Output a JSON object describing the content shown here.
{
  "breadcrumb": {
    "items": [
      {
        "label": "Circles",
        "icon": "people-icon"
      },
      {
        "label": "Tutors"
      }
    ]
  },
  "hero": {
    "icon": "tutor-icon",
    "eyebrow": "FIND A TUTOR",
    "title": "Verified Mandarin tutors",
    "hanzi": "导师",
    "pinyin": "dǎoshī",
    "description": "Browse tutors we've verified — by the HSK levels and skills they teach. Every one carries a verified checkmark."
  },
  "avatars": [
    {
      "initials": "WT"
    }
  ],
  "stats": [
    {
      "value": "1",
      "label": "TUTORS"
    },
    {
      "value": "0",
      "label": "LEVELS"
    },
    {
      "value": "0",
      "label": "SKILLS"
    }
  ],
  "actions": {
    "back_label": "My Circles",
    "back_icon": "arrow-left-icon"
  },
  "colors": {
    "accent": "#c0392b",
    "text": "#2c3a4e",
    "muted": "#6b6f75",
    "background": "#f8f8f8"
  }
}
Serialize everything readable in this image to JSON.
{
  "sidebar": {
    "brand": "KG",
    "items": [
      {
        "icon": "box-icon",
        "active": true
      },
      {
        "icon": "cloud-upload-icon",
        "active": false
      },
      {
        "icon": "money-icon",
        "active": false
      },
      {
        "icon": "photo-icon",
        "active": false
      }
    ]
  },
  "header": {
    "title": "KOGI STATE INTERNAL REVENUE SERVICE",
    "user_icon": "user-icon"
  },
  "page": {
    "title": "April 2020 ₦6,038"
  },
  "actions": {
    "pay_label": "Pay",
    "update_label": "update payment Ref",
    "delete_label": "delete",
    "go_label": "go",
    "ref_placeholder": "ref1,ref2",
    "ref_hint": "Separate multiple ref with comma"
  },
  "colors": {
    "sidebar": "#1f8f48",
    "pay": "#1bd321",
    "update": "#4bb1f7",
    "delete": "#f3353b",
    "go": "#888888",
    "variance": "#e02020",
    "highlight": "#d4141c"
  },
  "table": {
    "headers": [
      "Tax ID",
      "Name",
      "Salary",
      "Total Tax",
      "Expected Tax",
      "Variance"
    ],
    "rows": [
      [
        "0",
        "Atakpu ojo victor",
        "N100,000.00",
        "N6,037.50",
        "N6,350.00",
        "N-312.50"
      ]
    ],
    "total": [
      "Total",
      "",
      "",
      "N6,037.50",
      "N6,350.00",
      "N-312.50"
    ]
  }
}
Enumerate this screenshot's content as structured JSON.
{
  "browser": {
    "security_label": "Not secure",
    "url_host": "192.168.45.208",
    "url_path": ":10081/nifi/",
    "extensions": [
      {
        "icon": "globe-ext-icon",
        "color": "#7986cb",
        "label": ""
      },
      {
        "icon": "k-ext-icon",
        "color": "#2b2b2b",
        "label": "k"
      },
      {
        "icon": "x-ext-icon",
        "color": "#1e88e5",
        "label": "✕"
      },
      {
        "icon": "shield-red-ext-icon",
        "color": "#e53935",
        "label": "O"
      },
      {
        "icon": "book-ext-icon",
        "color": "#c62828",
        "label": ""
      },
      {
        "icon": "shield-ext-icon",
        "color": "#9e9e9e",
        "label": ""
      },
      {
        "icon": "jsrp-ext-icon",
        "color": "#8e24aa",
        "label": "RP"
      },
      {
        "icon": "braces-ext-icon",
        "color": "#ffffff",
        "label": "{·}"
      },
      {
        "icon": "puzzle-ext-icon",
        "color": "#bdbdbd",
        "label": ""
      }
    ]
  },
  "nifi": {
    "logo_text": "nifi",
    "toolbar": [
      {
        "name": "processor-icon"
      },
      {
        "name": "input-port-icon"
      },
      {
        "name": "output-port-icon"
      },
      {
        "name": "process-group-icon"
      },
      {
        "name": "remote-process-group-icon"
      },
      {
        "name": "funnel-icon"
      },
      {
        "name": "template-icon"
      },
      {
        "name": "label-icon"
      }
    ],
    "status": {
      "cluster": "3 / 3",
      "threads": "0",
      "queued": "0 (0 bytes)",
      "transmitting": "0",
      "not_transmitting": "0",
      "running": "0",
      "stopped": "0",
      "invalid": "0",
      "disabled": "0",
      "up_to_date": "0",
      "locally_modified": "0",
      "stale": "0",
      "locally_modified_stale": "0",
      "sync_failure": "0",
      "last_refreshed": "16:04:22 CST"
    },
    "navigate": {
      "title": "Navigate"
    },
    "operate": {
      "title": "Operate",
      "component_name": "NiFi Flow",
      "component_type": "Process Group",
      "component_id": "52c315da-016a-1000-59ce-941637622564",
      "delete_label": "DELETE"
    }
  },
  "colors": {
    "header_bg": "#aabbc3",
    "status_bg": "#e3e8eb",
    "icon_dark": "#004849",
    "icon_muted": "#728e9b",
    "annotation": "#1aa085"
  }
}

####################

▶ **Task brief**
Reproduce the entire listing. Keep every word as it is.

▶ **Response to this task**
Output a JSON object describing the content shown here.
{
  "breadcrumb": {
    "items": [
      {
        "label": "Circles",
        "icon": "people-icon"
      },
      {
        "label": "Tutors"
      }
    ]
  },
  "hero": {
    "icon": "tutor-icon",
    "eyebrow": "FIND A TUTOR",
    "title": "Verified Mandarin tutors",
    "hanzi": "导师",
    "pinyin": "dǎoshī",
    "description": "Browse tutors we've verified — by the HSK levels and skills they teach. Every one carries a verified checkmark."
  },
  "avatars": [
    {
      "initials": "WT"
    }
  ],
  "stats": [
    {
      "value": "1",
      "label": "TUTORS"
    },
    {
      "value": "0",
      "label": "LEVELS"
    },
    {
      "value": "0",
      "label": "SKILLS"
    }
  ],
  "actions": {
    "back_label": "My Circles",
    "back_icon": "arrow-left-icon"
  },
  "colors": {
    "accent": "#c0392b",
    "text": "#2c3a4e",
    "muted": "#6b6f75",
    "background": "#f8f8f8"
  }
}
Serialize everything readable in this image to JSON.
{
  "sidebar": {
    "brand": "KG",
    "items": [
      {
        "icon": "box-icon",
        "active": true
      },
      {
        "icon": "cloud-upload-icon",
        "active": false
      },
      {
        "icon": "money-icon",
        "active": false
      },
      {
        "icon": "photo-icon",
        "active": false
      }
    ]
  },
  "header": {
    "title": "KOGI STATE INTERNAL REVENUE SERVICE",
    "user_icon": "user-icon"
  },
  "page": {
    "title": "April 2020 ₦6,038"
  },
  "actions": {
    "pay_label": "Pay",
    "update_label": "update payment Ref",
    "delete_label": "delete",
    "go_label": "go",
    "ref_placeholder": "ref1,ref2",
    "ref_hint": "Separate multiple ref with comma"
  },
  "colors": {
    "sidebar": "#1f8f48",
    "pay": "#1bd321",
    "update": "#4bb1f7",
    "delete": "#f3353b",
    "go": "#888888",
    "variance": "#e02020",
    "highlight": "#d4141c"
  },
  "table": {
    "headers": [
      "Tax ID",
      "Name",
      "Salary",
      "Total Tax",
      "Expected Tax",
      "Variance"
    ],
    "rows": [
      [
        "0",
        "Atakpu ojo victor",
        "N100,000.00",
        "N6,037.50",
        "N6,350.00",
        "N-312.50"
      ]
    ],
    "total": [
      "Total",
      "",
      "",
      "N6,037.50",
      "N6,350.00",
      "N-312.50"
    ]
  }
}
Enumerate this screenshot's content as structured JSON.
{
  "browser": {
    "security_label": "Not secure",
    "url_host": "192.168.45.208",
    "url_path": ":10081/nifi/",
    "extensions": [
      {
        "icon": "globe-ext-icon",
        "color": "#7986cb",
        "label": ""
      },
      {
        "icon": "k-ext-icon",
        "color": "#2b2b2b",
        "label": "k"
      },
      {
        "icon": "x-ext-icon",
        "color": "#1e88e5",
        "label": "✕"
      },
      {
        "icon": "shield-red-ext-icon",
        "color": "#e53935",
        "label": "O"
      },
      {
        "icon": "book-ext-icon",
        "color": "#c62828",
        "label": ""
      },
      {
        "icon": "shield-ext-icon",
        "color": "#9e9e9e",
        "label": ""
      },
      {
        "icon": "jsrp-ext-icon",
        "color": "#8e24aa",
        "label": "RP"
      },
      {
        "icon": "braces-ext-icon",
        "color": "#ffffff",
        "label": "{·}"
      },
      {
        "icon": "puzzle-ext-icon",
        "color": "#bdbdbd",
        "label": ""
      }
    ]
  },
  "nifi": {
    "logo_text": "nifi",
    "toolbar": [
      {
        "name": "processor-icon"
      },
      {
        "name": "input-port-icon"
      },
      {
        "name": "output-port-icon"
      },
      {
        "name": "process-group-icon"
      },
      {
        "name": "remote-process-group-icon"
      },
      {
        "name": "funnel-icon"
      },
      {
        "name": "template-icon"
      },
      {
        "name": "label-icon"
      }
    ],
    "status": {
      "cluster": "3 / 3",
      "threads": "0",
      "queued": "0 (0 bytes)",
      "transmitting": "0",
      "not_transmitting": "0",
      "running": "0",
      "stopped": "0",
      "invalid": "0",
      "disabled": "0",
      "up_to_date": "0",
      "locally_modified": "0",
      "stale": "0",
      "locally_modified_stale": "0",
      "sync_failure": "0",
      "last_refreshed": "16:04:22 CST"
    },
    "navigate": {
      "title": "Navigate"
    },
    "operate": {
      "title": "Operate",
      "component_name": "NiFi Flow",
      "component_type": "Process Group",
      "component_id": "52c315da-016a-1000-59ce-941637622564",
      "delete_label": "DELETE"
    }
  },
  "colors": {
    "header_bg": "#aabbc3",
    "status_bg": "#e3e8eb",
    "icon_dark": "#004849",
    "icon_muted": "#728e9b",
    "annotation": "#1aa085"
  }
}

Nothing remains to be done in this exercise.